- Customer journey map – Next we map the personas in line with their journey across the entire funnel. We look, in detail, at what they need to understand and what actions they need to take to progress to the next stage of their journey. We also consider their emotional state and feelings as they progress, which touchpoints they interact with, and any weaknesses that exist in the current stage of the journey, and how can we improve the journey. This leads then to the scope of the project in terms of actual execution.
The steps undertaken at this stage support the future success of the project by:
- Creating a persuasive narrative for the needed changes
- Generating buy-in from teams and stakeholders across the business

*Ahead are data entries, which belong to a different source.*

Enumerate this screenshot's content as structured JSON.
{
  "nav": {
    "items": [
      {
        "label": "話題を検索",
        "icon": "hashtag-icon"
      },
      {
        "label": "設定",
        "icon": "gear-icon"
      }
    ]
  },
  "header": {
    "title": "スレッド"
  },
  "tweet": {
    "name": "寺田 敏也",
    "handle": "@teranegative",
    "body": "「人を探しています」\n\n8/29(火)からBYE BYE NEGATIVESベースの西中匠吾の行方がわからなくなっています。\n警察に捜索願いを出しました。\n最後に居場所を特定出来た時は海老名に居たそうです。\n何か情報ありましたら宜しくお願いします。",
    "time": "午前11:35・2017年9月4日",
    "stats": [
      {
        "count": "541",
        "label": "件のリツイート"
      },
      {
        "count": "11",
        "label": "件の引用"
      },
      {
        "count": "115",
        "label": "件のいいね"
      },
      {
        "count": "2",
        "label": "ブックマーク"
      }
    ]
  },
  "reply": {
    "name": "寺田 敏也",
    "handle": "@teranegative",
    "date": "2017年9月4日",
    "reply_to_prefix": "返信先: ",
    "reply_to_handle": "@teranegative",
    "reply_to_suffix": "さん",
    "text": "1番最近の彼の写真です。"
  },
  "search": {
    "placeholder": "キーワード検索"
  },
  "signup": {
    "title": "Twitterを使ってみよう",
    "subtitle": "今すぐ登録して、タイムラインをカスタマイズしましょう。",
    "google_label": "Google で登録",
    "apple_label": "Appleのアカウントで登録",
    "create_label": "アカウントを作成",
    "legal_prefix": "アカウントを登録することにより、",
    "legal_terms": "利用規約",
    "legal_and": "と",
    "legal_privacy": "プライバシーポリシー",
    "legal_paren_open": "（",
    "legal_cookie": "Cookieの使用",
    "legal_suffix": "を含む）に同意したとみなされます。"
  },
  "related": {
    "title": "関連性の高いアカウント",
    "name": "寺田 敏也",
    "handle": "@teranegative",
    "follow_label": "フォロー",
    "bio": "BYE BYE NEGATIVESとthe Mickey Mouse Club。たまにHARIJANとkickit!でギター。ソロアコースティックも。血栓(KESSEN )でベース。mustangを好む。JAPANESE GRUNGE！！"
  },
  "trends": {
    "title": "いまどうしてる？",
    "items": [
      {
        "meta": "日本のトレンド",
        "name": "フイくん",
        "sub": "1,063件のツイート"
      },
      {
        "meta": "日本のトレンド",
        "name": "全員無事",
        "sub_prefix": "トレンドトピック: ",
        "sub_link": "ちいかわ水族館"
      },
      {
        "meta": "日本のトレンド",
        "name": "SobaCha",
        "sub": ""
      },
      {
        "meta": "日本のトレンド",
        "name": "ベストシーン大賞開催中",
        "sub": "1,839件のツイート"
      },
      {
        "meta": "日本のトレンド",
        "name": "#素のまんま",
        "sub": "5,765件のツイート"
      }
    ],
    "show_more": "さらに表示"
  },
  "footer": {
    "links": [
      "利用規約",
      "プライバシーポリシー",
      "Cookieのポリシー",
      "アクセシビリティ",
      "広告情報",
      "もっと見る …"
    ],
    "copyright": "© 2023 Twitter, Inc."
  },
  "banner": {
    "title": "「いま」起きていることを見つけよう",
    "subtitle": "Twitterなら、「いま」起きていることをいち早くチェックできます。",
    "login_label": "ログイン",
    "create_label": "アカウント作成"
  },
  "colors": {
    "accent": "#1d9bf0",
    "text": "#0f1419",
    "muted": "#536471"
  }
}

- Provide a shared organisational view so that the project proceeds from a place of understanding and agreement
- Communicates pain points in the process early so that bumps in the road can be avoided or at least navigated more easily
- Provides a cohesive launch point for the design process
The deep dive here into users and their needs and behaviour yields very real results. We’ve helped brands drive improvements in conversion and sales by improving user experience based on the insights that come out of this process.
By employing human-centred thinking with an approach like Lean UX you can rapidly create products that are informed by user understanding and you can very quickly begin testing them with real users, to gather more data and understanding and get to powerful solutions at speed.
If your digital experience isn’t as good as your advertising suggests then customers aren’t going to convert – they’ll just go elsewhere. The acceleration towards a digital-first world isn’t going to slow down, so it’s now more important than ever for brands to put their customers first, and invest in human-centred user experiences.
Original article originally posted on AdvertisingWeek360.